I was 38 weeks pregnant. My co-workers and I were working on a really important project near the end of the work day, and my boss had asked me to write part of the proposal. I love writing. It’s my thing.
But I was huge. And tired. And I wanted to go home to my bed. So I did my part as best I could and left by 7 p.m., only to arrive the next morning and realize my peers had never gone home. The project was successful, much in part to my team’s willingness to sacrifice sleep.
I get it—there’s a time and place for all-nighters. If I hadn’t been days away from a pretty important all-nighter of my own, I probably would have stayed to help. But I had to wonder: can we really live out our calling while we’re running on fumes? Can we love others well when we don’t know how to love ourselves?
As 20- and 30-somethings, many of us have been told we lack the work ethic and dedication of the previous generation. So we overcompensate, and we hustle hard. But in the midst of the hustle, we may be missing a crucial component of Jesus’ command to love our neighbors as ourselves.
So often, under the guise of “loving others,” I forget how to love myself, and that’s a problem. Maybe even a matter of life and death.
What if the Golden Rule isn’t so much about doing, but overflowing? To offer the world the love it desperately needs, to show a broken generation the transforming love of Jesus we proclaim, we need to experience it. We need to have something to actually give, and that starts with a personal encounter of God’s love.
Curious about the state of your self-love tank? Here are a few indicators you could use a refill:
You Don’t Take Your Own Advice
As a writing coach and mentor, one of my favorite writing prompts is this: Write a letter to someone else going through something difficult you are also facing. What would you tell them?
I love tricking my clients into taking their own advice, because I know how it works: it’s so easy to speak truth to others, but difficult to accept it ourselves. We think God’s grace is for everyone but us, but we couldn’t be more wrong. If we starve ourselves of truth in the name of staying focused on others, how will we know what to give them? It’s vital we taste grace for ourselves before helping others identify it in their lives.
You Live Like You Have Something to Prove
I listened to my nine-month-pregnant body the night my co-workers stayed late in the office, which was difficult, because I wanted to show off my wordsmith skills. I knew I’d be a better employee the next day on a full night’s sleep, but deep down, I felt like I had something to prove, like my work defined my worth.
Sometimes, it’s more fruitful to make the more difficult choice in the moment—dying to ourselves and our desire to get ahead—to do the best work. And sometimes, taking ourselves out of the race is the best example we can give to a hustle-hard world.
You Don’t Stop Running Until You Crash
Willingness to rest, whether physical, emotional or spiritual, is a sign we know who we are in Jesus. We can rest because we don’t have anything to prove to anyone about our identity—Jesus already did that.
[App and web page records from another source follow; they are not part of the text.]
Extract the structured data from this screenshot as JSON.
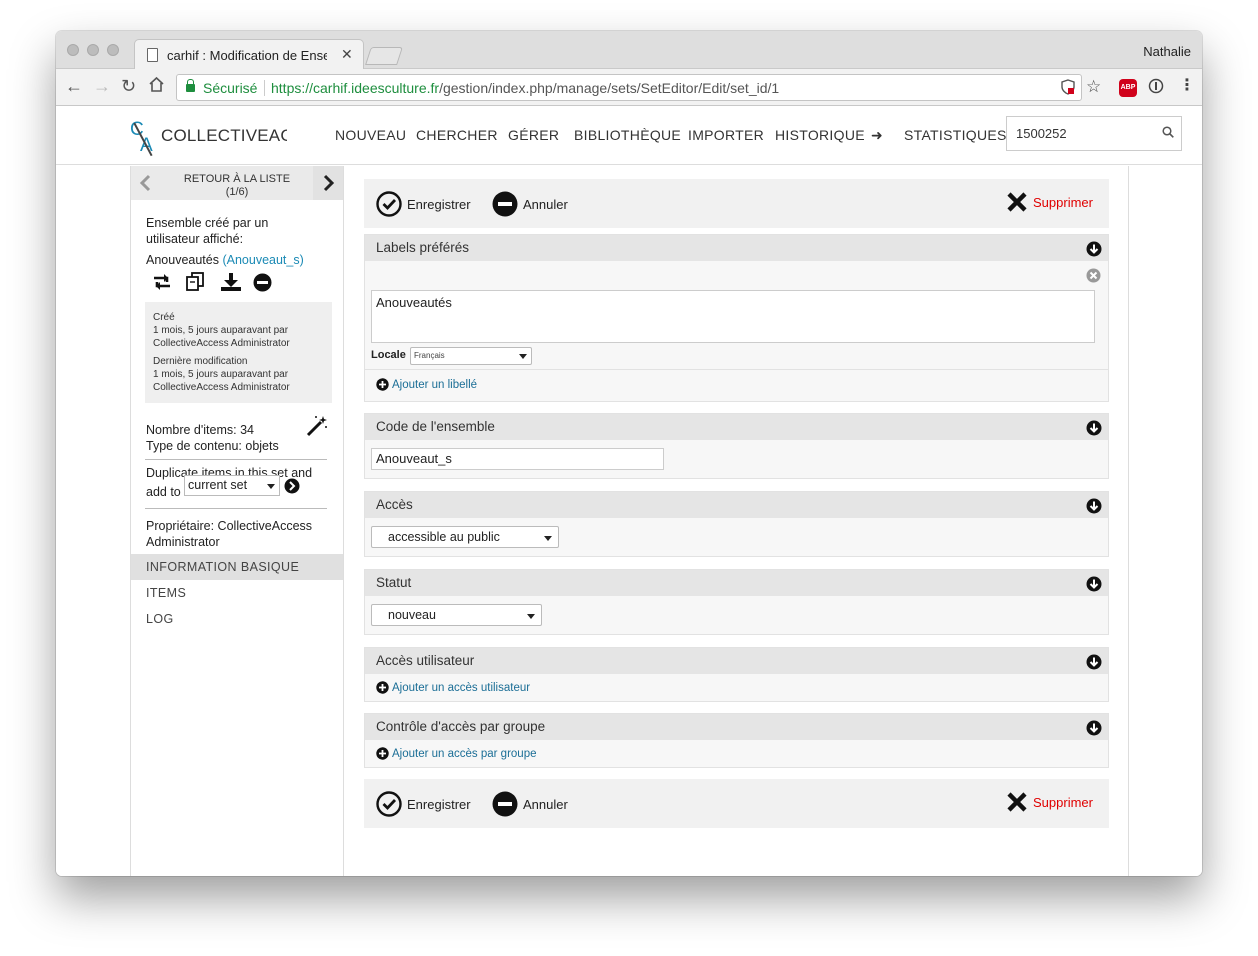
{
  "browser": {
    "tab_title": "carhif : Modification de Ensemble",
    "profile_name": "Nathalie",
    "secure_label": "Sécurisé",
    "url_scheme_host": "https://carhif.ideesculture.fr",
    "url_path": "/gestion/index.php/manage/sets/SetEditor/Edit/set_id/1",
    "abp_label": "ABP"
  },
  "header": {
    "logo_text": "COLLECTIVEACCESS",
    "nav": [
      "NOUVEAU",
      "CHERCHER",
      "GÉRER",
      "BIBLIOTHÈQUE",
      "IMPORTER",
      "HISTORIQUE",
      "➜",
      "STATISTIQUES"
    ],
    "search_value": "1500252"
  },
  "sidebar": {
    "back_label": "RETOUR À LA LISTE",
    "back_count": "(1/6)",
    "created_by_label": "Ensemble créé par un utilisateur affiché:",
    "set_name": "Anouveautés",
    "set_code_link": "(Anouveaut_s)",
    "created_label": "Créé",
    "created_value": "1 mois, 5 jours auparavant par CollectiveAccess Administrator",
    "modified_label": "Dernière modification",
    "modified_value": "1 mois, 5 jours auparavant par CollectiveAccess Administrator",
    "item_count": "Nombre d'items: 34",
    "content_type": "Type de contenu: objets",
    "duplicate_line1": "Duplicate items in this set and",
    "duplicate_add_to": "add to",
    "duplicate_select": "current set",
    "owner": "Propriétaire: CollectiveAccess Administrator",
    "nav": [
      "INFORMATION BASIQUE",
      "ITEMS",
      "LOG"
    ]
  },
  "actions": {
    "save": "Enregistrer",
    "cancel": "Annuler",
    "delete": "Supprimer"
  },
  "panels": {
    "labels": {
      "title": "Labels préférés",
      "value": "Anouveautés",
      "locale_label": "Locale",
      "locale_value": "Français",
      "add_link": "Ajouter un libellé"
    },
    "code": {
      "title": "Code de l'ensemble",
      "value": "Anouveaut_s"
    },
    "access": {
      "title": "Accès",
      "value": "accessible au public"
    },
    "status": {
      "title": "Statut",
      "value": "nouveau"
    },
    "user_access": {
      "title": "Accès utilisateur",
      "add_link": "Ajouter un accès utilisateur"
    },
    "group_access": {
      "title": "Contrôle d'accès par groupe",
      "add_link": "Ajouter un accès par groupe"
    }
  },
  "colors": {
    "accent": "#1b8ab5",
    "delete": "#e00000",
    "secure": "#1e8e3e"
  }
}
When we hustle to the point of exhaustion, we grow too tired to do the work of God’s Kingdom, and worse, we lose our sense of the abundant life Jesus came to secure. How can we love others well when we’re stripped of our joy? What will we have to offer anyone when all our resources have run dry?
Rest is a significant part of loving ourselves well so we can go out and overflow the Gospel.
You Feel Guilty Asking for Help
I have a friend who was raised by a single mom, and she recently shared with me that she has a difficult time asking anyone for help, even when things get really rough for her. Many of us are the same way, trying to do it all on our own to avoid being a burden.
God calls us to be His body on earth—His living, moving heart, hands and feet. When we refuse to allow others to serve us, we strip them of the joy of using their gifts, essentially keeping them from living out the Golden Rule.
Maybe it’s time to turn things upside down and love others by letting them love us.
You Cringe at the Idea of God’s Love for You
When the song “How He Loves” first came out, I’m embarrassed to admit I totally made fun of it, because the idea of being that loved by God seemed ridiculous—even selfish. So I laughed off the lyrics my friends sang so passionately, trying to stay focused on the “real” Gospel of sharing God’s love with others.
I thought it would be selfish to celebrate God’s love for me, but it turns out it was more selfish not to. Knowing we’re loved by God empowers us to go out and do the good works He’s called us to with joy.
Celebrating His delight in us—living in light of who we are as beloved children—starts with loving ourselves how He loves us.